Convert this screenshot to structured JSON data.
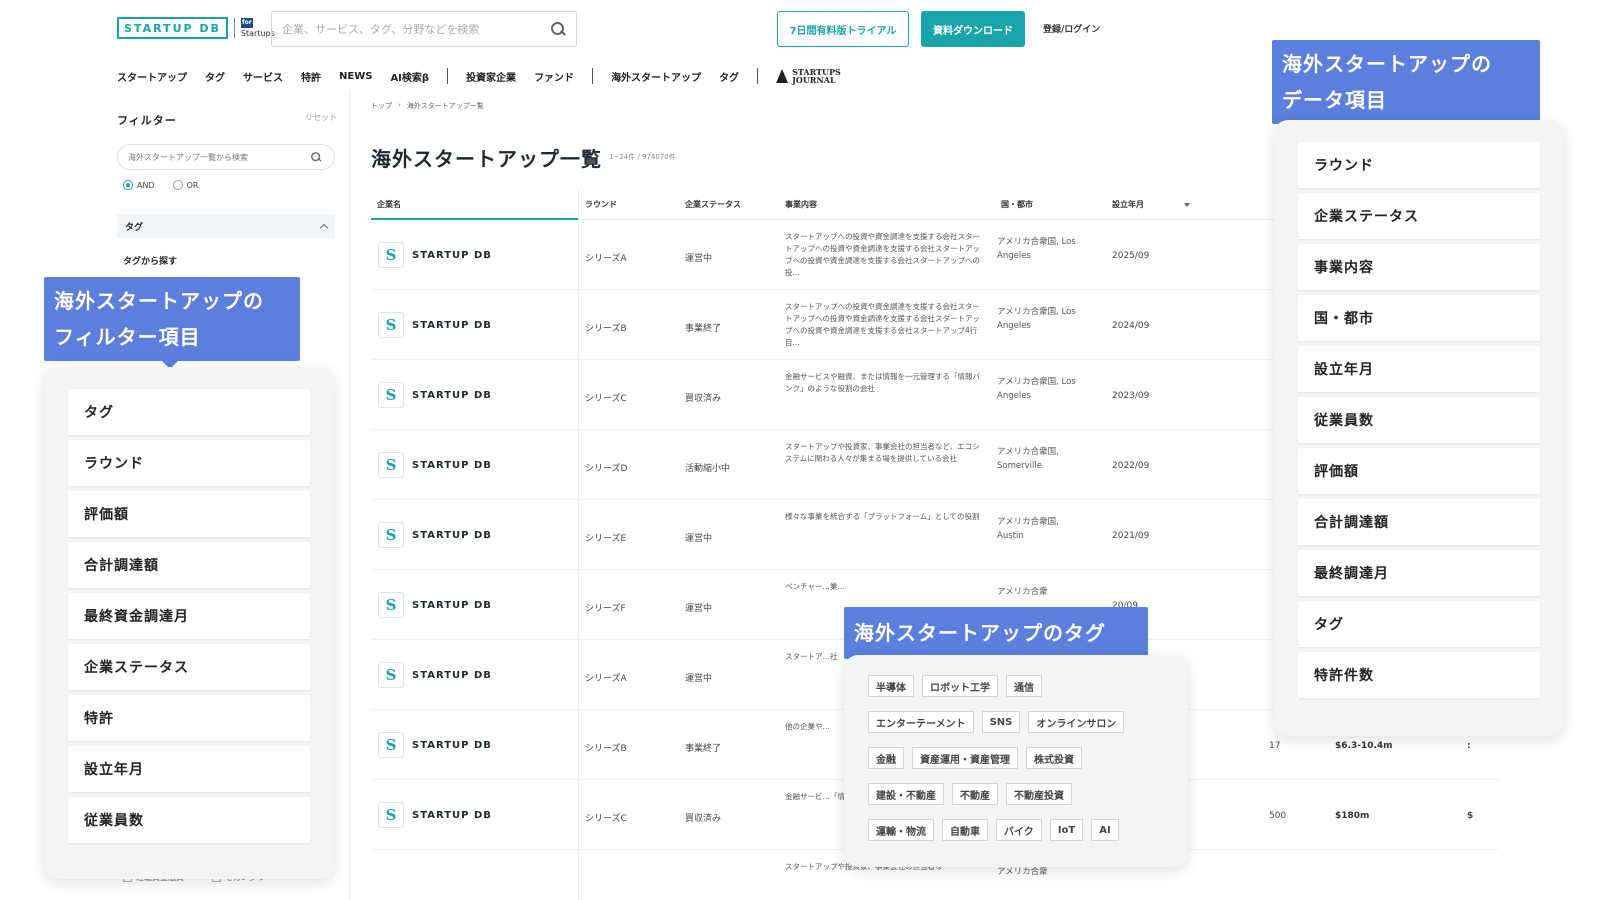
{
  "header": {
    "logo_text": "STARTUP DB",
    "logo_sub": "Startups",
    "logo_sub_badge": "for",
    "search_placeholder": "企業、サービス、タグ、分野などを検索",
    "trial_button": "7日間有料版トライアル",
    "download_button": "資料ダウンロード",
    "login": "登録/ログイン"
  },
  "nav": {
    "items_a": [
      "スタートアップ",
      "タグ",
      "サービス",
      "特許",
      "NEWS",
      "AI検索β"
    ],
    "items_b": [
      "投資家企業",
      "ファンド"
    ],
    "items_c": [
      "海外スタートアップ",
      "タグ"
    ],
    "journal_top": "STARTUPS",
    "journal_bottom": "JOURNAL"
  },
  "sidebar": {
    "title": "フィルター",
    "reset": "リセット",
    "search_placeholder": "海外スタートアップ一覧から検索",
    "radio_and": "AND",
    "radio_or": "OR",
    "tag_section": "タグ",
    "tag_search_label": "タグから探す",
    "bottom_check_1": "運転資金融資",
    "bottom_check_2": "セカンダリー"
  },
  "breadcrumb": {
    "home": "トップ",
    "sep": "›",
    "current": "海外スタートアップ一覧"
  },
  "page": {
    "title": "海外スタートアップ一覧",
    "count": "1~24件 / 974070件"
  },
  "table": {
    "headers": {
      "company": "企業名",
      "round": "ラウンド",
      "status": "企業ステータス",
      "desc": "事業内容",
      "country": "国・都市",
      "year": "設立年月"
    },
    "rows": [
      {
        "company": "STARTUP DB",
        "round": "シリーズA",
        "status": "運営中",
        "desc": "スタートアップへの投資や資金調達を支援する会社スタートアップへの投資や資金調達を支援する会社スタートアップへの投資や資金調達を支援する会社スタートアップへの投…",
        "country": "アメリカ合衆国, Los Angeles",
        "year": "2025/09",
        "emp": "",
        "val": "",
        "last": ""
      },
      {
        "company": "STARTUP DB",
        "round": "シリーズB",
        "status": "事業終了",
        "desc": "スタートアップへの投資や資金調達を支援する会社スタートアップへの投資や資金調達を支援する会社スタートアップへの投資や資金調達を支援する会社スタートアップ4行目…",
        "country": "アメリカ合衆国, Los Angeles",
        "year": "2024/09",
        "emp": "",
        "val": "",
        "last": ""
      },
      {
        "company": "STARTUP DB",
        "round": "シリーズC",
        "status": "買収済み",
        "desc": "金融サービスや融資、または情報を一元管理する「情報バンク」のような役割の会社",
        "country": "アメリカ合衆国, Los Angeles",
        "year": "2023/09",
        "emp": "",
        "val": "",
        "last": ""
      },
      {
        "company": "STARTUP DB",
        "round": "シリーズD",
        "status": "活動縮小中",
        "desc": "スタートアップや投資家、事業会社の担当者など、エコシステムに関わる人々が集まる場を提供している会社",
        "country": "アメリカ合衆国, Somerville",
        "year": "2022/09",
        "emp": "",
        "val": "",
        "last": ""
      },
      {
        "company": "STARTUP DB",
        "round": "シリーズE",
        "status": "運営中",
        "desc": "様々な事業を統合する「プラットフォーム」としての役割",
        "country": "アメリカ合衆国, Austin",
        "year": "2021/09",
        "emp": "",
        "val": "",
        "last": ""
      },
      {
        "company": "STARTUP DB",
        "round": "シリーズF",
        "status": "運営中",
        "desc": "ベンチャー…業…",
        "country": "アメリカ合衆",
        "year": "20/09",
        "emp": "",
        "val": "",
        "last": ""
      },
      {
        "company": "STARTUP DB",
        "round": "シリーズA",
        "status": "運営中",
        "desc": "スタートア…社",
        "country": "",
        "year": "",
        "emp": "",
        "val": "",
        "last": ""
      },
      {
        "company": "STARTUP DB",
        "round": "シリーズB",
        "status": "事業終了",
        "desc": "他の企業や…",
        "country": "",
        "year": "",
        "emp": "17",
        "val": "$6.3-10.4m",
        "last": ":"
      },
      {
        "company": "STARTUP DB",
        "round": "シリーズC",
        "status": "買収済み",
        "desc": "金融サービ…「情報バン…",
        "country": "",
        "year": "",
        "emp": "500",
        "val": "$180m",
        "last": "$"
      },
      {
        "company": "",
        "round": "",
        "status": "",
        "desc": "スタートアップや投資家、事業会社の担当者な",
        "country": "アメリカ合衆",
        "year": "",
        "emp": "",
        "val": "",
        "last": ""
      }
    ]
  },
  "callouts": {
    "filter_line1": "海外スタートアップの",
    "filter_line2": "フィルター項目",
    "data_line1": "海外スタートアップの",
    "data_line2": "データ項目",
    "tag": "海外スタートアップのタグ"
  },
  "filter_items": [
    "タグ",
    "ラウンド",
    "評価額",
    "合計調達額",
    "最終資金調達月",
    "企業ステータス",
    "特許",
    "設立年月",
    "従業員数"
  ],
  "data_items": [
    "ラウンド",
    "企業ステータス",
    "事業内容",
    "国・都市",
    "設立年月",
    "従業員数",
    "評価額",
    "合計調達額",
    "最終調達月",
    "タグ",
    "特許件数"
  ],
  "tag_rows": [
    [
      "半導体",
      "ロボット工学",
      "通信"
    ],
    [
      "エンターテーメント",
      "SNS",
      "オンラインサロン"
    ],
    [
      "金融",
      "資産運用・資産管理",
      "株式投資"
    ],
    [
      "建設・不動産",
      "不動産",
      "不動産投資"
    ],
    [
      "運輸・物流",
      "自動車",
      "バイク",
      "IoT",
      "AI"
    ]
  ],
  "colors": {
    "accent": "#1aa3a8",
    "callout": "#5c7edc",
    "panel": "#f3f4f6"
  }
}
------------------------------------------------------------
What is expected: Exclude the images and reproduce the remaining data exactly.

Result:
Convert this screenshot to structured JSON data.
{
  "header": {
    "logo_text": "STARTUP DB",
    "logo_sub": "Startups",
    "logo_sub_badge": "for",
    "search_placeholder": "企業、サービス、タグ、分野などを検索",
    "trial_button": "7日間有料版トライアル",
    "download_button": "資料ダウンロード",
    "login": "登録/ログイン"
  },
  "nav": {
    "items_a": [
      "スタートアップ",
      "タグ",
      "サービス",
      "特許",
      "NEWS",
      "AI検索β"
    ],
    "items_b": [
      "投資家企業",
      "ファンド"
    ],
    "items_c": [
      "海外スタートアップ",
      "タグ"
    ],
    "journal_top": "STARTUPS",
    "journal_bottom": "JOURNAL"
  },
  "sidebar": {
    "title": "フィルター",
    "reset": "リセット",
    "search_placeholder": "海外スタートアップ一覧から検索",
    "radio_and": "AND",
    "radio_or": "OR",
    "tag_section": "タグ",
    "tag_search_label": "タグから探す",
    "bottom_check_1": "運転資金融資",
    "bottom_check_2": "セカンダリー"
  },
  "breadcrumb": {
    "home": "トップ",
    "sep": "›",
    "current": "海外スタートアップ一覧"
  },
  "page": {
    "title": "海外スタートアップ一覧",
    "count": "1~24件 / 974070件"
  },
  "table": {
    "headers": {
      "company": "企業名",
      "round": "ラウンド",
      "status": "企業ステータス",
      "desc": "事業内容",
      "country": "国・都市",
      "year": "設立年月"
    },
    "rows": [
      {
        "company": "STARTUP DB",
        "round": "シリーズA",
        "status": "運営中",
        "desc": "スタートアップへの投資や資金調達を支援する会社スタートアップへの投資や資金調達を支援する会社スタートアップへの投資や資金調達を支援する会社スタートアップへの投…",
        "country": "アメリカ合衆国, Los Angeles",
        "year": "2025/09",
        "emp": "",
        "val": "",
        "last": ""
      },
      {
        "company": "STARTUP DB",
        "round": "シリーズB",
        "status": "事業終了",
        "desc": "スタートアップへの投資や資金調達を支援する会社スタートアップへの投資や資金調達を支援する会社スタートアップへの投資や資金調達を支援する会社スタートアップ4行目…",
        "country": "アメリカ合衆国, Los Angeles",
        "year": "2024/09",
        "emp": "",
        "val": "",
        "last": ""
      },
      {
        "company": "STARTUP DB",
        "round": "シリーズC",
        "status": "買収済み",
        "desc": "金融サービスや融資、または情報を一元管理する「情報バンク」のような役割の会社",
        "country": "アメリカ合衆国, Los Angeles",
        "year": "2023/09",
        "emp": "",
        "val": "",
        "last": ""
      },
      {
        "company": "STARTUP DB",
        "round": "シリーズD",
        "status": "活動縮小中",
        "desc": "スタートアップや投資家、事業会社の担当者など、エコシステムに関わる人々が集まる場を提供している会社",
        "country": "アメリカ合衆国, Somerville",
        "year": "2022/09",
        "emp": "",
        "val": "",
        "last": ""
      },
      {
        "company": "STARTUP DB",
        "round": "シリーズE",
        "status": "運営中",
        "desc": "様々な事業を統合する「プラットフォーム」としての役割",
        "country": "アメリカ合衆国, Austin",
        "year": "2021/09",
        "emp": "",
        "val": "",
        "last": ""
      },
      {
        "company": "STARTUP DB",
        "round": "シリーズF",
        "status": "運営中",
        "desc": "ベンチャー…業…",
        "country": "アメリカ合衆",
        "year": "20/09",
        "emp": "",
        "val": "",
        "last": ""
      },
      {
        "company": "STARTUP DB",
        "round": "シリーズA",
        "status": "運営中",
        "desc": "スタートア…社",
        "country": "",
        "year": "",
        "emp": "",
        "val": "",
        "last": ""
      },
      {
        "company": "STARTUP DB",
        "round": "シリーズB",
        "status": "事業終了",
        "desc": "他の企業や…",
        "country": "",
        "year": "",
        "emp": "17",
        "val": "$6.3-10.4m",
        "last": ":"
      },
      {
        "company": "STARTUP DB",
        "round": "シリーズC",
        "status": "買収済み",
        "desc": "金融サービ…「情報バン…",
        "country": "",
        "year": "",
        "emp": "500",
        "val": "$180m",
        "last": "$"
      },
      {
        "company": "",
        "round": "",
        "status": "",
        "desc": "スタートアップや投資家、事業会社の担当者な",
        "country": "アメリカ合衆",
        "year": "",
        "emp": "",
        "val": "",
        "last": ""
      }
    ]
  },
  "callouts": {
    "filter_line1": "海外スタートアップの",
    "filter_line2": "フィルター項目",
    "data_line1": "海外スタートアップの",
    "data_line2": "データ項目",
    "tag": "海外スタートアップのタグ"
  },
  "filter_items": [
    "タグ",
    "ラウンド",
    "評価額",
    "合計調達額",
    "最終資金調達月",
    "企業ステータス",
    "特許",
    "設立年月",
    "従業員数"
  ],
  "data_items": [
    "ラウンド",
    "企業ステータス",
    "事業内容",
    "国・都市",
    "設立年月",
    "従業員数",
    "評価額",
    "合計調達額",
    "最終調達月",
    "タグ",
    "特許件数"
  ],
  "tag_rows": [
    [
      "半導体",
      "ロボット工学",
      "通信"
    ],
    [
      "エンターテーメント",
      "SNS",
      "オンラインサロン"
    ],
    [
      "金融",
      "資産運用・資産管理",
      "株式投資"
    ],
    [
      "建設・不動産",
      "不動産",
      "不動産投資"
    ],
    [
      "運輸・物流",
      "自動車",
      "バイク",
      "IoT",
      "AI"
    ]
  ],
  "colors": {
    "accent": "#1aa3a8",
    "callout": "#5c7edc",
    "panel": "#f3f4f6"
  }
}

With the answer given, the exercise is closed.